Parenting in the modern times is a tough job - but not an impossible one. All we have to do is listen to the children. Apart from the luxuries and other needs, let us also give them more of our love, time and care. Let them know that their parents are there for them - always. Then perhaps, the children will not take the extreme steps. Perhaps they will think a moment about us and our love, and it might pull them back from such decisions. If a child commit suicide, it is also a parent that dies. I hope that such a tragedy occurs in no house. For that, lets learn to be more loving and caring. I am hopeful that our children will know that we love them and will stand by them and help them overcome their difficulties.
Let the number of such happy households multiply.
Let me end this with what Khalil Gibran said about Children:
Your children are not your children.
They are the sons and daughters of Life's longing for itself.
They come through you but not from you,
And though they are with you yet they belong not to you.
You may give them your love but not your thoughts,
For they have their own thoughts.
You may house their bodies but not their souls,
For their souls dwell in the house of tomorrow,
which you cannot visit, not even in your dreams.
You may strive to be like them,
but seek not to make them like you.
For life goes not backward nor tarries with yesterday.
You are the bows from which your children
as living arrows are sent forth.
The archer sees the mark upon the path of the infinite,
and He bends you with His might

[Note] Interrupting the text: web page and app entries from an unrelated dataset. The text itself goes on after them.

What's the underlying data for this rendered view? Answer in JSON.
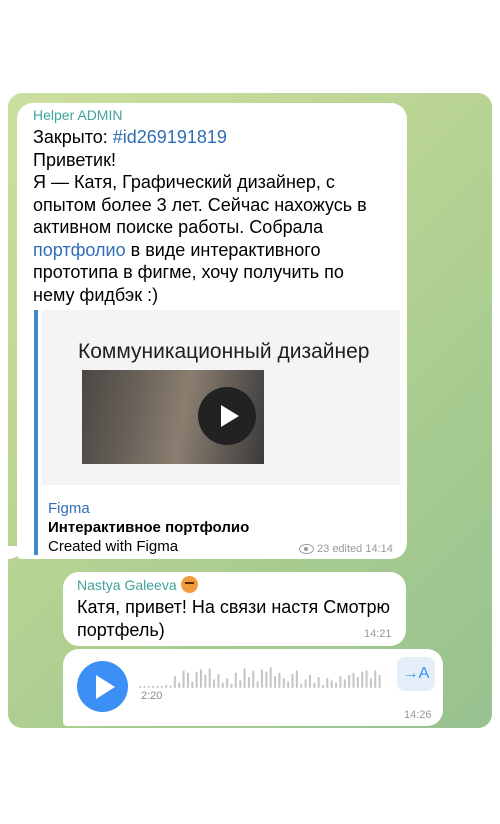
{
  "message1": {
    "sender": "Helper ADMIN",
    "closed_label": "Закрыто: ",
    "ticket_tag": "#id269191819",
    "greeting": "Приветик!",
    "line1": "Я — Катя, Графический дизайнер, с",
    "line2": "опытом более 3 лет. Сейчас нахожусь в",
    "line3": "активном поиске работы. Собрала",
    "portfolio_link": "портфолио",
    "line4_rest": " в виде интерактивного",
    "line5": "прототипа в фигме, хочу получить по",
    "line6": "нему фидбэк :)",
    "preview": {
      "image_title": "Коммуникационный дизайнер",
      "site": "Figma",
      "name": "Интерактивное портфолио",
      "description": "Created with Figma"
    },
    "views": "23",
    "edited_time": "edited 14:14"
  },
  "message2": {
    "sender": "Nastya Galeeva",
    "line1": "Катя, привет! На связи настя Смотрю",
    "line2": "портфель)",
    "time": "14:21"
  },
  "message3": {
    "duration": "2:20",
    "transcribe_label": "→A",
    "time": "14:26",
    "waveform": [
      0.1,
      0.1,
      0.1,
      0.1,
      0.1,
      0.1,
      0.15,
      0.12,
      0.55,
      0.25,
      0.8,
      0.7,
      0.3,
      0.75,
      0.85,
      0.6,
      0.9,
      0.4,
      0.65,
      0.25,
      0.45,
      0.2,
      0.7,
      0.35,
      0.9,
      0.5,
      0.8,
      0.3,
      0.85,
      0.75,
      0.95,
      0.55,
      0.7,
      0.45,
      0.3,
      0.65,
      0.8,
      0.2,
      0.4,
      0.6,
      0.25,
      0.5,
      0.15,
      0.45,
      0.35,
      0.25,
      0.55,
      0.4,
      0.6,
      0.7,
      0.5,
      0.75,
      0.8,
      0.45,
      0.8,
      0.6
    ],
    "played_fraction": 0.0
  },
  "colors": {
    "accent": "#3b8ff5",
    "link": "#2f6eb5",
    "sender_admin": "#3fa39b"
  }
}
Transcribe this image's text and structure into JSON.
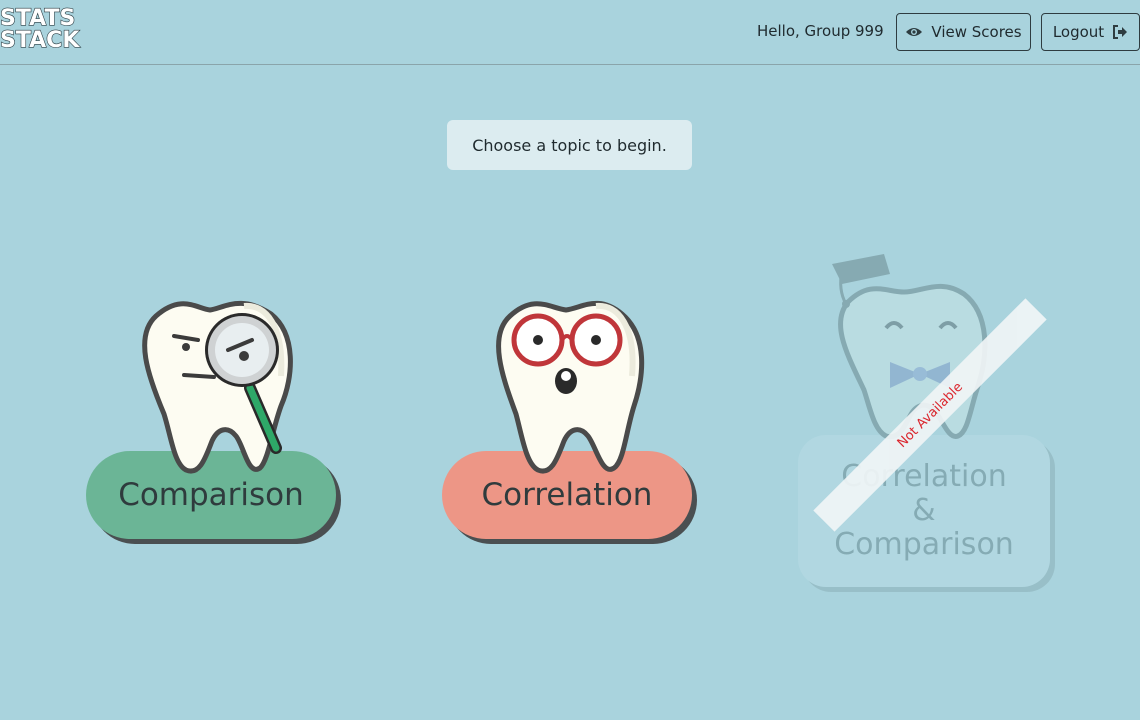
{
  "logo": {
    "line1": "STATS",
    "line2": "STACK"
  },
  "header": {
    "greeting": "Hello, Group 999",
    "view_scores_label": "View Scores",
    "logout_label": "Logout"
  },
  "prompt": "Choose a topic to begin.",
  "topics": [
    {
      "label": "Comparison",
      "color": "#6bb596",
      "available": true
    },
    {
      "label": "Correlation",
      "color": "#ed9686",
      "available": true
    },
    {
      "label_line1": "Correlation",
      "label_line2": "&",
      "label_line3": "Comparison",
      "available": false,
      "ribbon": "Not Available"
    }
  ],
  "colors": {
    "background": "#a9d3dd",
    "prompt_bg": "#dcecf0",
    "ribbon_text": "#e0141b"
  },
  "icons": [
    "eye-icon",
    "sign-out-icon",
    "tooth-magnifier-icon",
    "tooth-glasses-icon",
    "tooth-graduate-icon"
  ]
}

that His arrows may go swift and far.
Let your bending in the archer's hand be for gladness;
For even as He loves the arrow that flies,
so He loves also the bow that is stable.
Wishing all the parents out there happy parenting!
Sunday, September 29, 2013
I winced in agony
As I walked away,
For I knew your eyes
And heart will refuse;
That they are broken,
In my expectation...
But, I have no way
Than to walk away
To spare you the misery
Of unfulfilled piety
The heartache of loss
The distress of loneliness...
Cry, for now, you may
Soon you'll forget my way;
In that hope I walk away
To save you from agony...
To help you let go now,
And lead life anew.
Life is but a short journey
Which has to end hastily,
In my heart I hold you
Closer than any I know.
Shed not a tear for me,
As my path is before me!
Picture Courtesy: Google Images